Options Customer Tiering Debated

By Peter Chapman

The International Securities Exchange, rebuffed in a previous attempt, is trying again to create two classes of customers. The options mart is seeking Securities and Exchange Commission approval to permit active trading customers to voluntarily designate their orders as "professional." These would then be distinguished from the orders of less active "regular" customers.

Behind the move, the ISE told the SEC, are complaints by active traders that the exchange's cancellation fees are too onerous. Because many high-frequency traders cancel more of their orders than get filled, they wind up paying large cancellation charges. They have asked their brokers, ISE members, for relief.

A change in the rules would put the traders on a par with brokers and dealers that do not pay for cancellations. But going on par with brokers and dealers however means the professional customers would lose three crucial benefits-priority over market makers in the trade allocation process; zero transaction fees; and eligibility for payment for order flow.

That's just fine with a lot of market makers who have complained in recent years that sophisticated hedge funds were taking advantage of the generous treatment given to customer orders to out-trade them.

The ISE's move is its second attempt to create two classes of customers - one more privileged than the other. Last year, it sought SEC approval to label any customer placing over 100 orders per day as a professional.

Those traders would have been stripped of their priority and zero transaction fee privileges. Only customers placing fewer than 100 orders per day would retain the customer benefits enshrined by the options industry since its early days.
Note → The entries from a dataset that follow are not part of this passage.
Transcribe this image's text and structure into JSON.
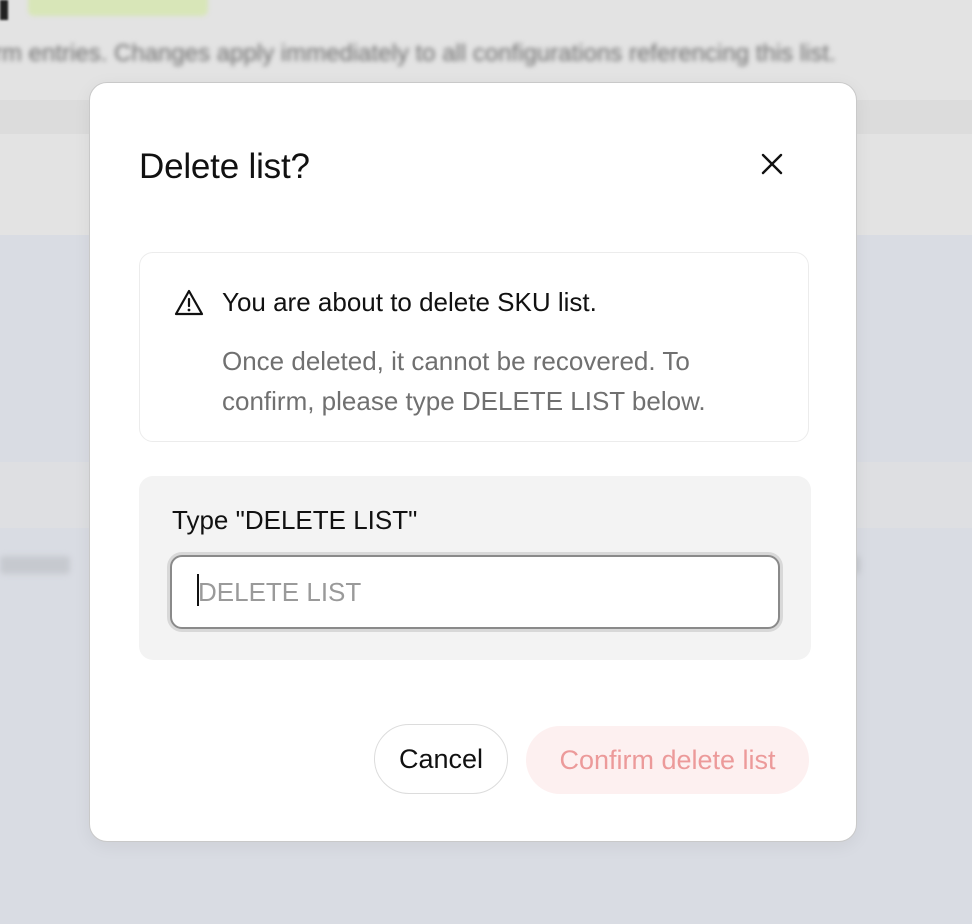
{
  "background": {
    "text": "rm entries. Changes apply immediately to all configurations referencing this list."
  },
  "modal": {
    "title": "Delete list?",
    "close_icon": "close-icon",
    "warning": {
      "icon": "warning-triangle-icon",
      "title": "You are about to delete SKU list.",
      "body": "Once deleted, it cannot be recovered. To confirm, please type DELETE LIST below."
    },
    "confirm_field": {
      "label": "Type \"DELETE LIST\"",
      "placeholder": "DELETE LIST",
      "value": ""
    },
    "buttons": {
      "cancel": "Cancel",
      "confirm": "Confirm delete list"
    }
  },
  "colors": {
    "confirm_disabled_bg": "#fdf0f0",
    "confirm_disabled_text": "#ec9a9a",
    "overlay": "#d9dce3"
  }
}
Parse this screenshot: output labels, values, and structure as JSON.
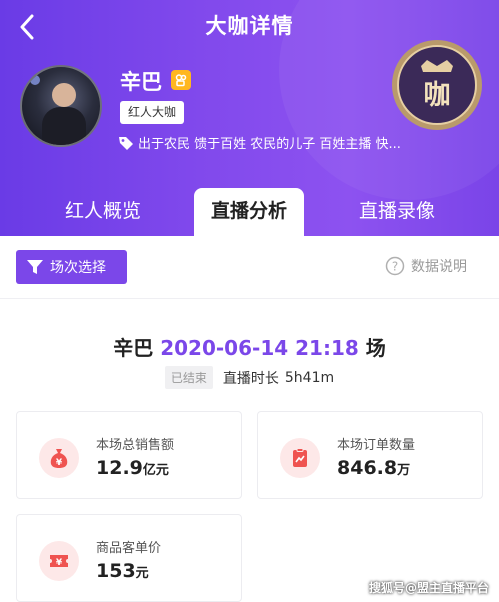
{
  "header": {
    "title": "大咖详情",
    "name": "辛巴",
    "role_tag": "红人大咖",
    "tags_text": "出于农民  馈于百姓  农民的儿子  百姓主播  快...",
    "seal_char": "咖"
  },
  "tabs": [
    {
      "label": "红人概览",
      "active": false
    },
    {
      "label": "直播分析",
      "active": true
    },
    {
      "label": "直播录像",
      "active": false
    }
  ],
  "toolbar": {
    "filter_label": "场次选择",
    "help_label": "数据说明"
  },
  "session": {
    "name": "辛巴",
    "datetime": "2020-06-14 21:18",
    "suffix": "场",
    "status": "已结束",
    "duration_label": "直播时长",
    "duration": "5h41m"
  },
  "metrics": [
    {
      "label": "本场总销售额",
      "value": "12.9",
      "unit": "亿元",
      "icon": "money-bag-icon"
    },
    {
      "label": "本场订单数量",
      "value": "846.8",
      "unit": "万",
      "icon": "clipboard-chart-icon"
    },
    {
      "label": "商品客单价",
      "value": "153",
      "unit": "元",
      "icon": "ticket-yen-icon"
    }
  ],
  "watermark": "搜狐号@盟主直播平台",
  "colors": {
    "accent": "#7b47e9",
    "header_gradient_start": "#6a3be6",
    "header_gradient_end": "#8d52f0",
    "metric_icon_bg": "#fde8e8",
    "metric_icon_fg": "#ef5350"
  }
}
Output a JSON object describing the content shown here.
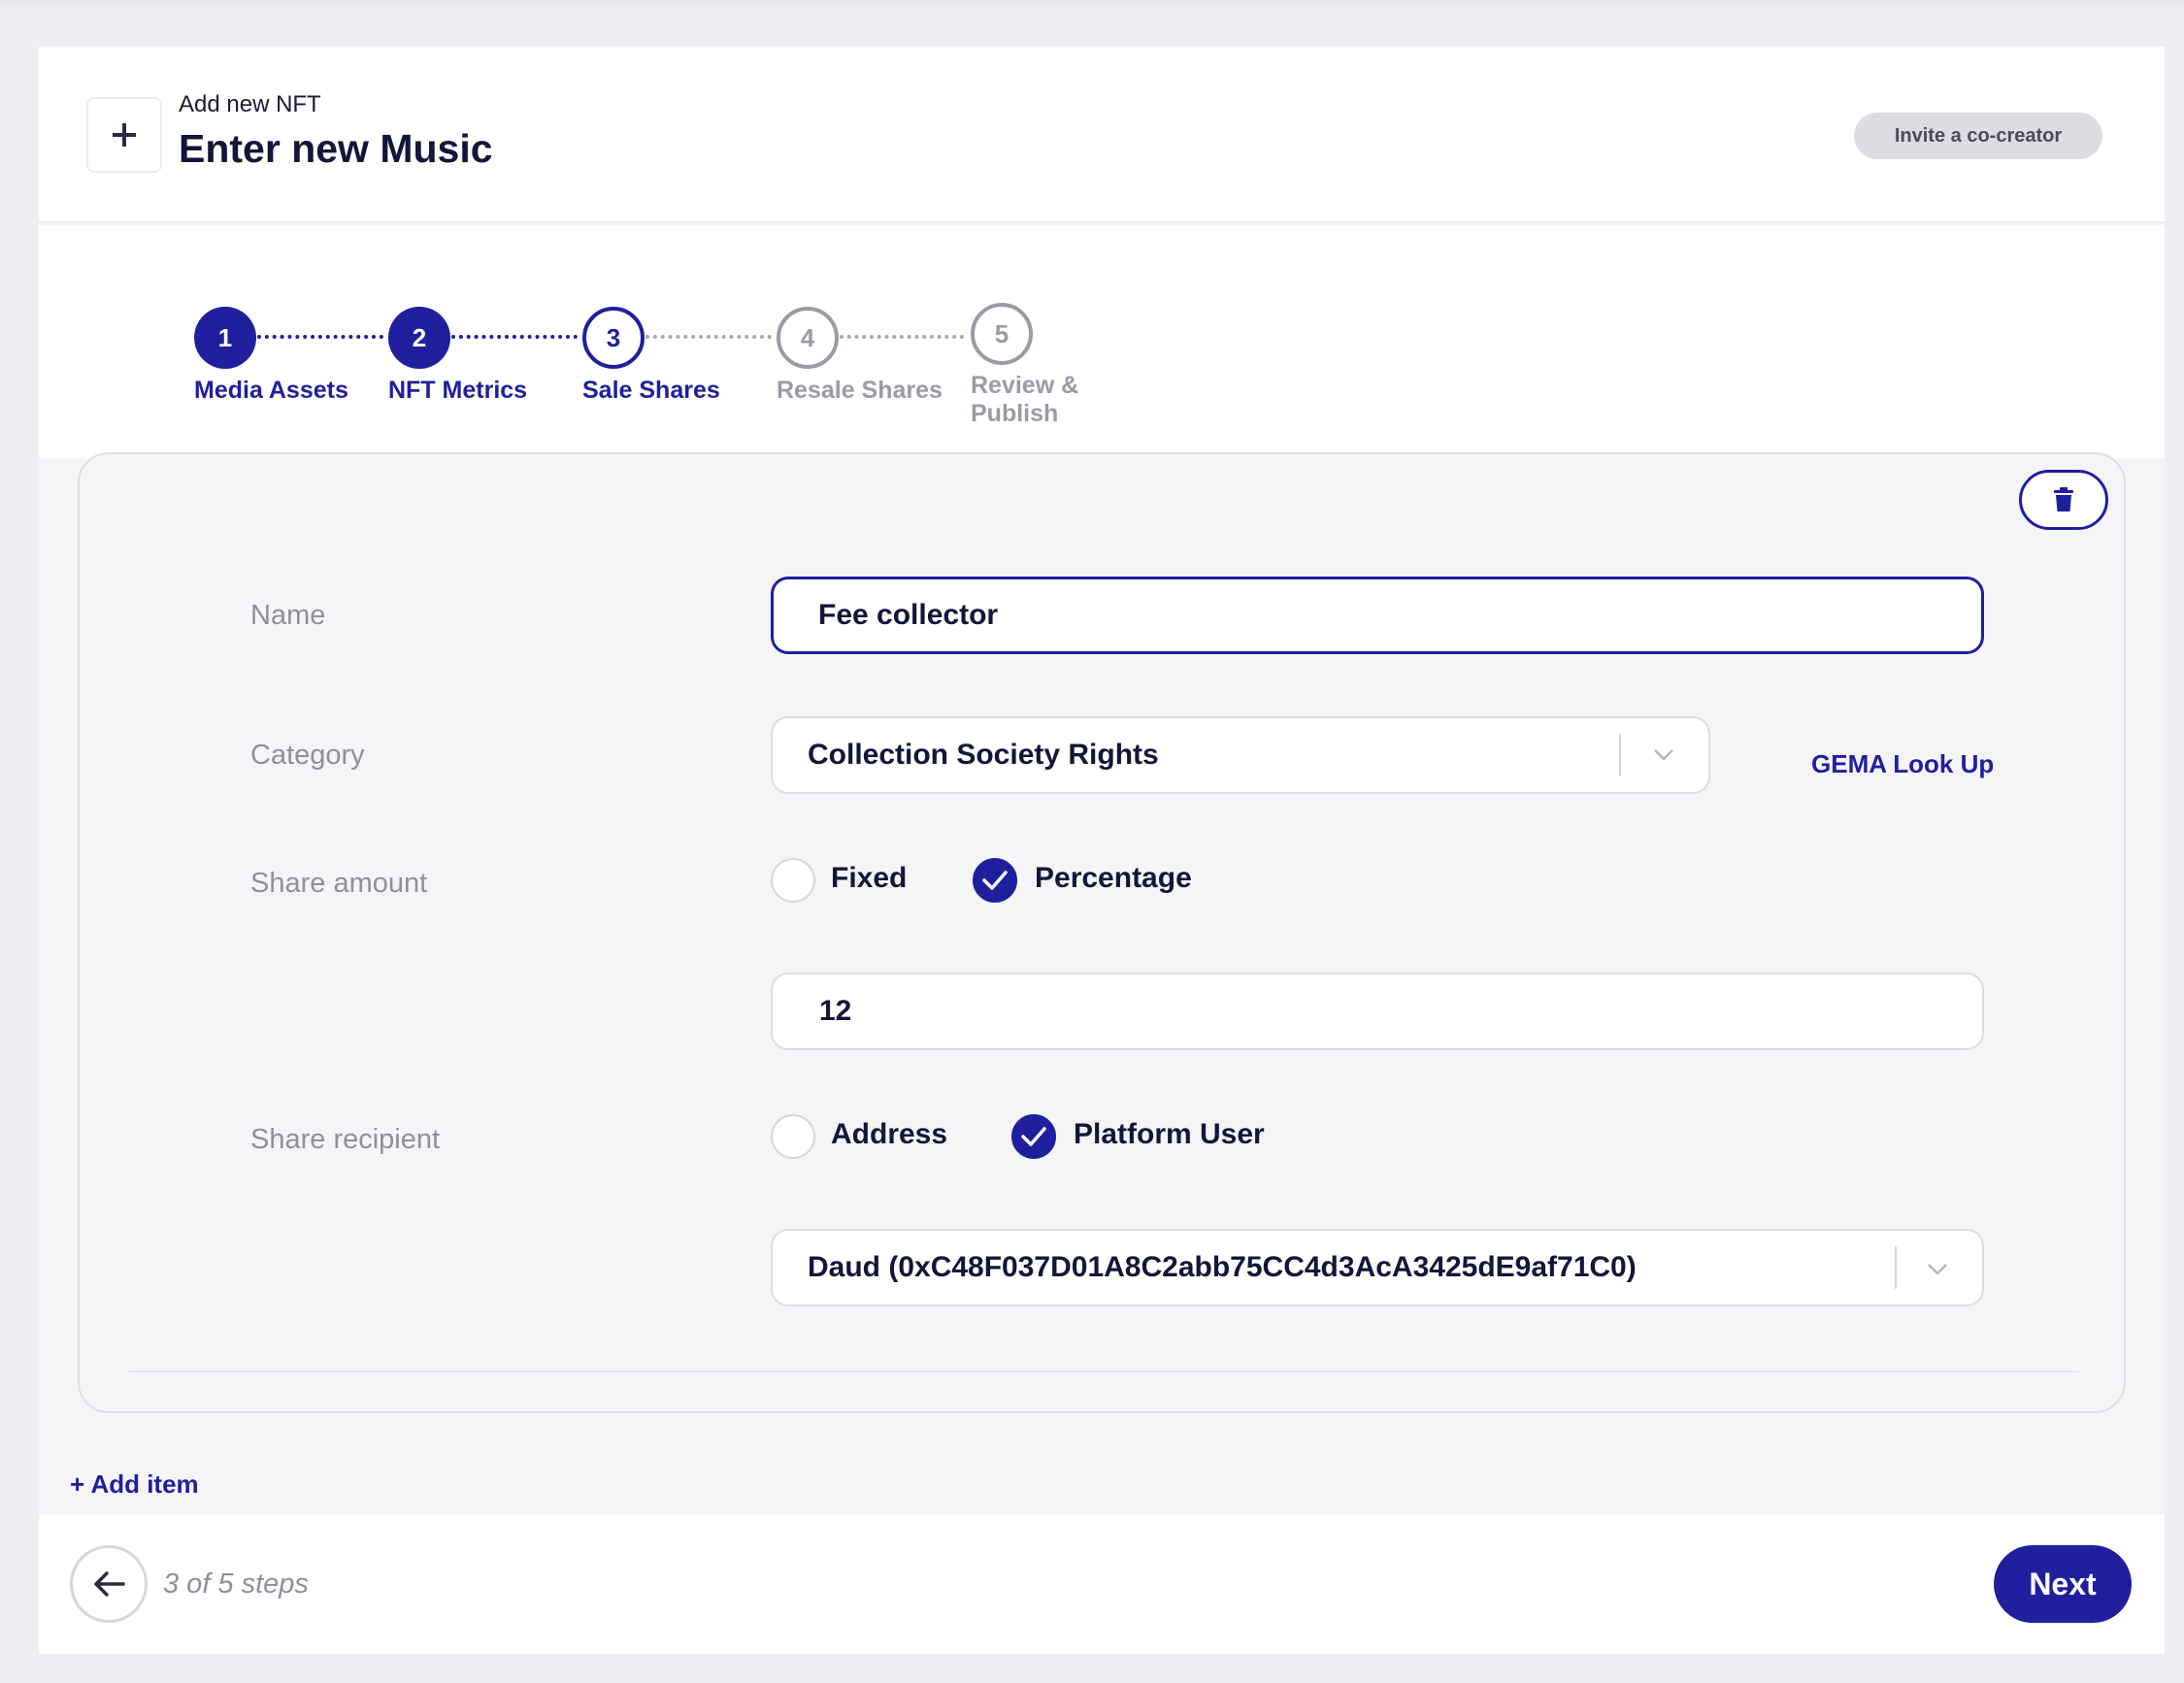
{
  "header": {
    "subtitle": "Add new NFT",
    "title": "Enter new Music",
    "invite_label": "Invite a co-creator",
    "plus_icon": "plus-icon"
  },
  "stepper": {
    "steps": [
      {
        "number": "1",
        "label": "Media Assets",
        "state": "done"
      },
      {
        "number": "2",
        "label": "NFT Metrics",
        "state": "done"
      },
      {
        "number": "3",
        "label": "Sale Shares",
        "state": "active"
      },
      {
        "number": "4",
        "label": "Resale Shares",
        "state": "todo"
      },
      {
        "number": "5",
        "label_line1": "Review &",
        "label_line2": "Publish",
        "state": "todo"
      }
    ]
  },
  "form": {
    "name_label": "Name",
    "name_value": "Fee collector",
    "category_label": "Category",
    "category_value": "Collection Society Rights",
    "gema_link": "GEMA Look Up",
    "share_amount_label": "Share amount",
    "share_amount_options": [
      {
        "label": "Fixed",
        "checked": false
      },
      {
        "label": "Percentage",
        "checked": true
      }
    ],
    "share_amount_value": "12",
    "share_recipient_label": "Share recipient",
    "share_recipient_options": [
      {
        "label": "Address",
        "checked": false
      },
      {
        "label": "Platform User",
        "checked": true
      }
    ],
    "recipient_value": "Daud (0xC48F037D01A8C2abb75CC4d3AcA3425dE9af71C0)"
  },
  "add_item_label": "+ Add item",
  "footer": {
    "step_count": "3 of 5 steps",
    "next_label": "Next"
  },
  "colors": {
    "accent": "#1f1f9e",
    "muted": "#9b9ba6",
    "background": "#efeff3"
  }
}
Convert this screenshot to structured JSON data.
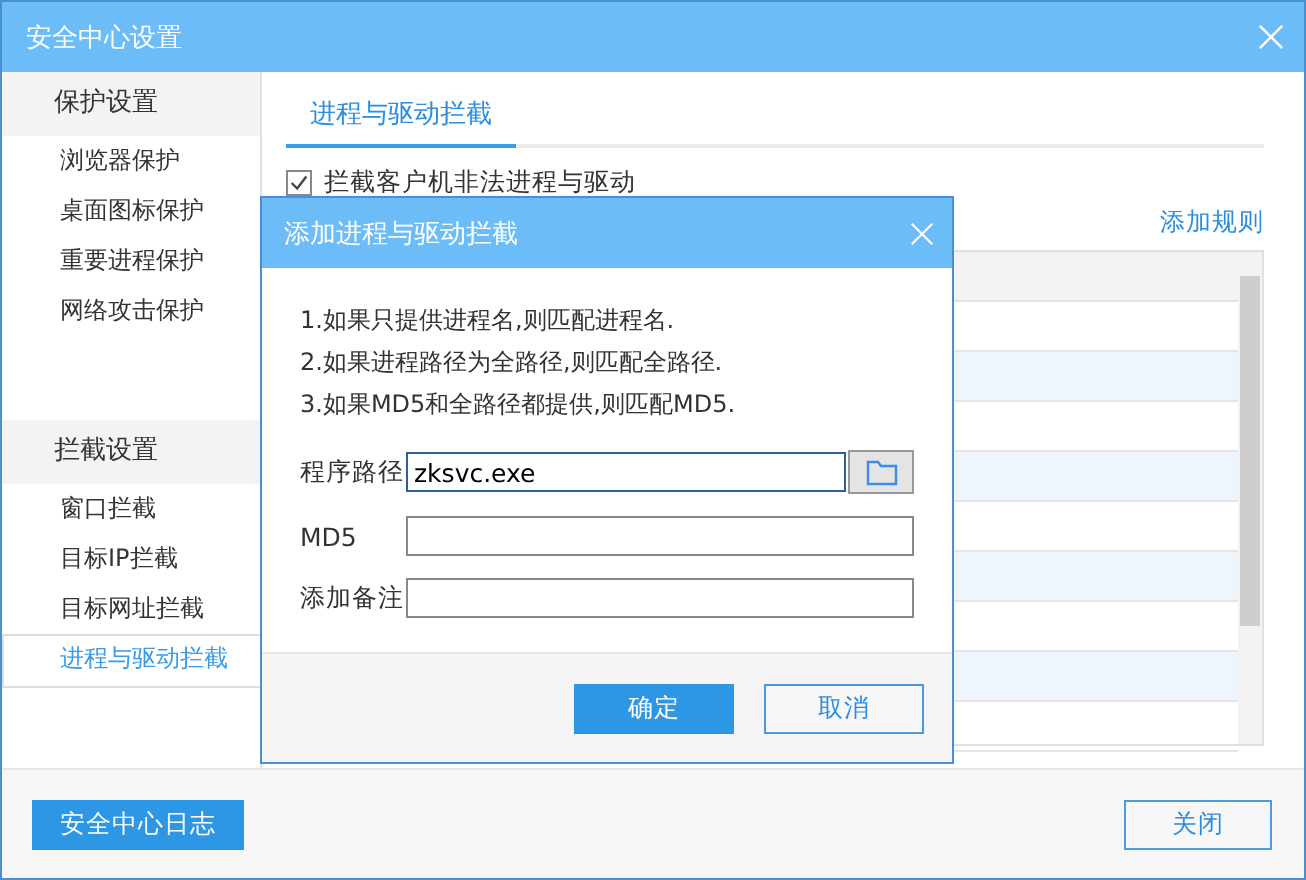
{
  "window": {
    "title": "安全中心设置"
  },
  "sidebar": {
    "groups": [
      {
        "title": "保护设置",
        "items": [
          {
            "label": "浏览器保护",
            "selected": false
          },
          {
            "label": "桌面图标保护",
            "selected": false
          },
          {
            "label": "重要进程保护",
            "selected": false
          },
          {
            "label": "网络攻击保护",
            "selected": false
          }
        ]
      },
      {
        "title": "拦截设置",
        "items": [
          {
            "label": "窗口拦截",
            "selected": false
          },
          {
            "label": "目标IP拦截",
            "selected": false
          },
          {
            "label": "目标网址拦截",
            "selected": false
          },
          {
            "label": "进程与驱动拦截",
            "selected": true
          }
        ]
      }
    ]
  },
  "tabs": [
    {
      "label": "进程与驱动拦截",
      "selected": true
    }
  ],
  "block_option": {
    "label": "拦截客户机非法进程与驱动",
    "checked": true
  },
  "add_rule_link": "添加规则",
  "dialog": {
    "title": "添加进程与驱动拦截",
    "notes": [
      "1.如果只提供进程名,则匹配进程名.",
      "2.如果进程路径为全路径,则匹配全路径.",
      "3.如果MD5和全路径都提供,则匹配MD5."
    ],
    "fields": [
      {
        "label": "程序路径",
        "value": "zksvc.exe",
        "browse": true
      },
      {
        "label": "MD5",
        "browse": false
      },
      {
        "label": "添加备注",
        "browse": false
      }
    ],
    "buttons": [
      {
        "label": "确定",
        "kind": "primary"
      },
      {
        "label": "取消",
        "kind": "secondary"
      }
    ]
  },
  "footer_buttons": [
    {
      "label": "安全中心日志",
      "kind": "primary"
    },
    {
      "label": "关闭",
      "kind": "secondary"
    }
  ]
}
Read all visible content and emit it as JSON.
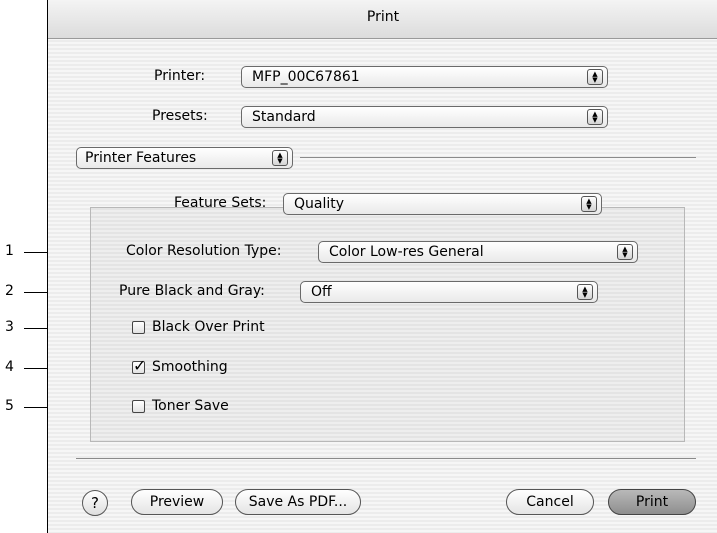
{
  "window": {
    "title": "Print"
  },
  "printer": {
    "label": "Printer:",
    "value": "MFP_00C67861"
  },
  "presets": {
    "label": "Presets:",
    "value": "Standard"
  },
  "panel_menu": {
    "value": "Printer Features"
  },
  "feature_sets": {
    "label": "Feature Sets:",
    "value": "Quality"
  },
  "color_resolution": {
    "label": "Color Resolution Type:",
    "value": "Color Low-res General"
  },
  "pure_black": {
    "label": "Pure Black and Gray:",
    "value": "Off"
  },
  "checkboxes": [
    {
      "label": "Black Over Print",
      "checked": false
    },
    {
      "label": "Smoothing",
      "checked": true
    },
    {
      "label": "Toner Save",
      "checked": false
    }
  ],
  "buttons": {
    "help": "?",
    "preview": "Preview",
    "save_pdf": "Save As PDF...",
    "cancel": "Cancel",
    "print": "Print"
  },
  "callouts": [
    "1",
    "2",
    "3",
    "4",
    "5"
  ],
  "glyphs": {
    "stepper": "▲\n▼",
    "check": "✓"
  }
}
Then the ISE was motivated by dealer complaints that sophisticated hedge funds did not need the benefit of priority that perhaps the average retail customer did. It put the dealers at a competitive disadvantage, they said. The SEC, however, never took up the issue, concerned over issues of fair access.

Even if professional customers aren't stripped of their priority status, many industry execs maintain they should at least be charged for transactions. The absence of such fees is "too much of an incentive for an active trading group," Tony Saliba, president and CEO of brokerage BNY ConvergEx LiquidPoint, says.

Many dealers and brokers alike consider the growing number of "professional" customers as wolves in sheep's clothing.

"To have a professional institutional trader who is using customer priority to jump in front of the market maker is bastardizing the system," complained Peter Bottini, in charge of trading and customer service at brokerage OptionsXpress, at a recent industry conference.

"We value the liquidity the specialists and market makers bring. I don't think options trading can develop into an order driven market like equities did."

A common complaint of dealers is that a professional customer will use his priority standing to grab an incoming order ahead of a dealer and then turn around and sell it to the dealer when the market starts to move against him.

That may be becoming less of a problem now that the industry is moving to trading in penny increments.

At least one large dealer expects penny trading, currently in effect for several options classes, to give market makers an edge over the professional customers. Thomas Peterffy, chief executive of Interactive Brokers Group, whose Timber Hill unit is one of the industry's largest dealers, told analysts recently: "If we can move a penny at a time, we will move a lot more. So it is going to be a lot more difficult for [the professional customer] to copy us and, if the trade goes against him, to turn around and undo it with us."

He adds: "We make the price and they do the trades and they get paid for it. We want to reduce their ability to compete with us on our prices and we do that by moving away quickly."